One of the attractions for me to come to Dubrovnik was not just to see this magnificent city and the beautiful Croatian coastline but because of its close proximity to the other former Yugoslav republics, all of whom are now countries in their own right.
One of the places I have always wanted to visit was Mostar. For those of us in the West of my age and above, Mostar will always be synonymous with the awful war there in the 1990s, the countless deaths and massacres in relative close proximity perpetrated by Serbia on Bosnian Muslims. Dramatically, the bridge which I wanted to visit and what I was studying at the time was blown up after being targeted in over 60 separate attacks.
Happily the bridge has been rebuilt as it and the surrounding streets enjoy a Unesco status. Still, the wounds of the war have not yet healed, land mines lay about Bosnia and the country which was most badly devastated during the war though rich in natural resources is perhaps not so attractive to tourists or their money if only due to the devastation caused and is still comparatively impoverished.
Still, I really wanted to visit and always prefer to go where few others dare. I was lucky to have found some really great guides who would help me with this quite epic trip. I was still daunted though as I know Mostar is plagued by crime induced by poverty and I was particularly unwell that morning suffering from a stomach bug I’ve had since just minutes before I left my house days earlier.
I met my guide Danijela near the Dubrovnik Hilton hotel at 7.30am and soon afterward the minibus style vehicle arrived. I was the only one going to Mostar but I quite liked it as I could develop a good rapport with my guide and also the driver, Leo. We chatted away for hours as we drove along the coast until we came to the first border crossing.

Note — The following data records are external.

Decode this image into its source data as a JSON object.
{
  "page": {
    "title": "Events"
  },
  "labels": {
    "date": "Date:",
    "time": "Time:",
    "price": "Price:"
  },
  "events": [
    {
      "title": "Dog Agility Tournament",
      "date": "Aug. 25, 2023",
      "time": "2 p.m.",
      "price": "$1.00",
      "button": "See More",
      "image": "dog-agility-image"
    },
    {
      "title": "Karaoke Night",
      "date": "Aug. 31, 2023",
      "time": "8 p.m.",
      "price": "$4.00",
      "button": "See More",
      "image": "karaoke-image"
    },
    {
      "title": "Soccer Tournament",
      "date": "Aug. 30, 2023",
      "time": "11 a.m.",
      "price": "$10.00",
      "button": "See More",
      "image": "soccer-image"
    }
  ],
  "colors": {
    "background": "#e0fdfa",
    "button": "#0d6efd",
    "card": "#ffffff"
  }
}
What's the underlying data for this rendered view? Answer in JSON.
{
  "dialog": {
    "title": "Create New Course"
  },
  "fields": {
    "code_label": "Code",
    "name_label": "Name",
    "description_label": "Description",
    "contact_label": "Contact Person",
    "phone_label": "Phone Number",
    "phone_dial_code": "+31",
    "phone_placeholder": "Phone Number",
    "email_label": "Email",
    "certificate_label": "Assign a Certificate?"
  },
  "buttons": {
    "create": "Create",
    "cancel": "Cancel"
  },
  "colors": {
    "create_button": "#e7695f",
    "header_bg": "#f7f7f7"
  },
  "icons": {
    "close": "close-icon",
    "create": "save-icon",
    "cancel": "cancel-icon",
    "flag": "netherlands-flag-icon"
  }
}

The borders of Croatia and Bosnia are a little complicated as a narrow section of Bosnia reaches the sea and splits Croatia in two. The reason being is that centuries ago, the powerful Venetians were snapping up all the Dalmatian (Croatian) coast and Dubrovnik was getting worried. To stop Venice getting to close, Dubrovnik invited the Ottomans to take over thus stretch of coast in a similar manner to nations inviting American, British or French bases to deter hostile aggression. I suppose even then it was the case of better the devil you know.
So we drove from Croatia into Bosnia and Bosnia into Croatia and then Croatia into Bosnia, each time stopping twice at each border for various checks. Finally as the terrain turned very mountainous and spectacularly rugged, we headed into Bosnia for the second time. It was one of the most beautiful and memorable journeys of my life, the autumnal colours and Mosques gave a distinct central Asian feel to me.
I had spent 4 years studying Ottoman (Turkish) history at university and it was exciting to finally arrive in one of their strongholds, many of the mountain tops still have old castles from the fierce battles the Ottomans and their plucky opponents waged. I stopped off at the village of Pocitelj which is distinctly Turkish in appearance with steep narrow streets, stone towers, a Hammam and of course a mosque. The steep path into the village was lined with ladies offering to sell me all manner of goods. I felt sorry for them but only had so much use for all of what was being sold. I was their only tourist of the day but even bring nice, I knew their prices were high and aimed at the summer coach crowd who know the value of nothing.
I bought a few items from the man who looks after the mosque and he graciously opened up for me. Like everyone else I met in Bosnia, he was extremely nice and I felt very at home. The mosque itself was rather plainly decorated in comparison to the austentatious mosques of Egypt, Syria, Iraq and Iran but in a more artsy style than those in the U.K.
I continued on my way through ever more beautiful terrain, road signs coming into sight which stirred memories, Sarejevo, the city that started WW1 and which in the 90s was ruined and under siege for around 5 years. Other names of places I knew from battles and killings and it is sad that 20 years later, that is all I still know them for.
Many places in Bosnia were almost totally destroyed (including the mosque I had just visited) and everywhere there are signs of both huge construction and improvement projects and also more than a few ruined buildings. It really was an interesting journey with lovely people in the most intensely sunny autumnal day.
After travelling since 7.30am, we finally reached Mostar at around 11am. We were a little early and Danijela went out to find my local guide as the bus couldn’t stop at its usual place due to construction work. I’d been waiting to visit Mostar for almost 25 years and at last here I was. A few minutes later my Bosnian guide arrived. I wondered what to expect but like everyone I’d met in Crostia and Bosnia she would turn out to be lovely.
UI’ll continue my Mostar trip tomorrow as I got held up doing a BBC radio interview on my Airbnb book last night and so am a little behind… I want to do justice to Mostar and I am on holiday too 🙂 mire posts to come on Mostar, Dubrovnik, Mobtenegro and Casino Royale and not forgetting that minor to show, Game of something or other.